As a student, I have experienced both the positive and negative aspects of our education system. Where does the future of education lie? In becoming more responsive to the needs of students and introducing greater experiential learning components into the classroom.
Youth representation is key if we plan on better reflecting the voices of students who experience the education system. As I have discussed in a previous column, student trustees should be allowed in B.C. school districts. But it isn’t just school trustees that B.C. needs. In Ontario’s Ministry of Education, for instance, a cohort for the Minister’s Student Advisory Council is selected each year, and 60 students share their opinions with the government. This is certainly a path that needs to be taken in B.C.
When discussing educational improvement, it is time to re-imagine how we view the whole system.
Experiential education, which encompasses a wide spectrum of learning-by-doing, co-op, research involvement, and entrepreneurship, is certainly the future of education. Though experiential education has become a buzz word in academic circles, it still deserves greater attention from university and high school administrators. And what needs to augment this promotion is the structure of the classroom.
Building a representational architecture is the first step, so education can continue to match the needs of students. The problem the education system in North America often faces is a type of lead-lag relationship in which a former student who later becomes a successful innovator is able to then comment on his experience of the education system – as is the case with successful individuals such as Peter Thiel and Steve Jobs.

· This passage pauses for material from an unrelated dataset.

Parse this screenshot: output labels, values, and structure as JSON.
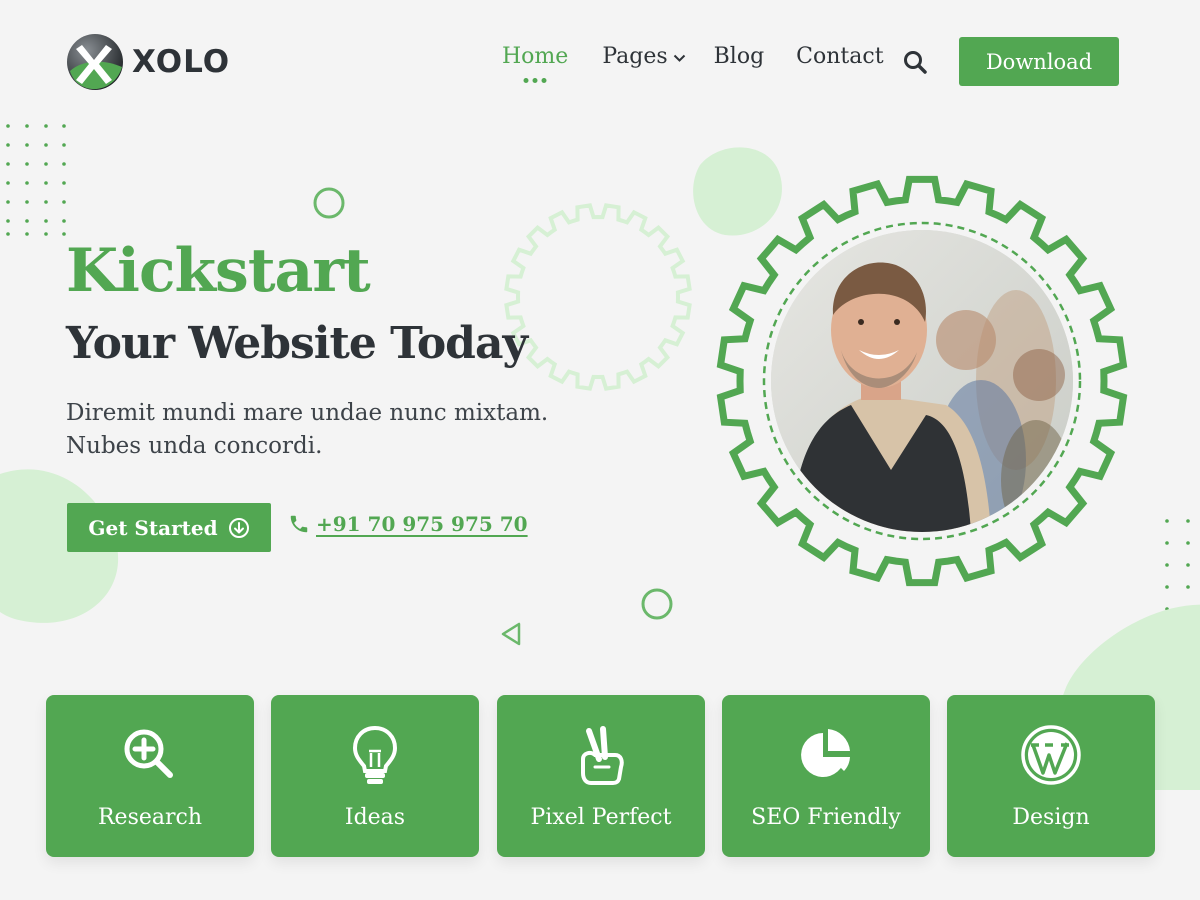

If we can incorporate current students into the decision-making process, we would get a better sense of the flaws in the system.
To create students who aren’t just memorizers, we need to begin the experiential education pathway in the high school environment, while continuing to strengthen it in the post-secondary system. Some of the most innovative schools, like High Tech High in San Diego, are building future leaders who work on innovative projects, such as writing books and creating multimedia projects, through team-based learning. At High Tech High, 99.5 per cent of students go to university.
Programs such as Junior Achievement encourage innovation in Canadian schools, but Canada is still waiting for its model of High Tech High. The recent creation of concepts like an Academy for Integrated Mathematics and Science is a step in the right direction, but more needs to be done.
According to some sources, a significant number of jobs in 2020 don’t even exist today. We can only prepare students for these mystery career pathways if we provide them with the necessary skills, instead of forcing them to memorize facts and dates. And it isn’t just the future of our students that rests on the need for more innovative teaching. Massive Open Online Courses are allowing the world to access free courses from universities like Harvard and MIT.
Even from a purely economic sense, universities must be willing to offer students an experience that gives them something greater than rote learning. Lecture times must become engaging and collaborative, instead of the outdated sage-on-the-stage model. Tutorials shouldn’t become micro-lectures, but rather playgrounds for innovation and group work.
A combination of student representation and innovative coursework will truly enrich the minds of our future leaders. As John Dewey wrote: “If we teach today’s students as we taught yesterday’s, we rob them of tomorrow.”
Japreet Lehal is a student at Simon Fraser University Surrey. He writes regularly for The Leader.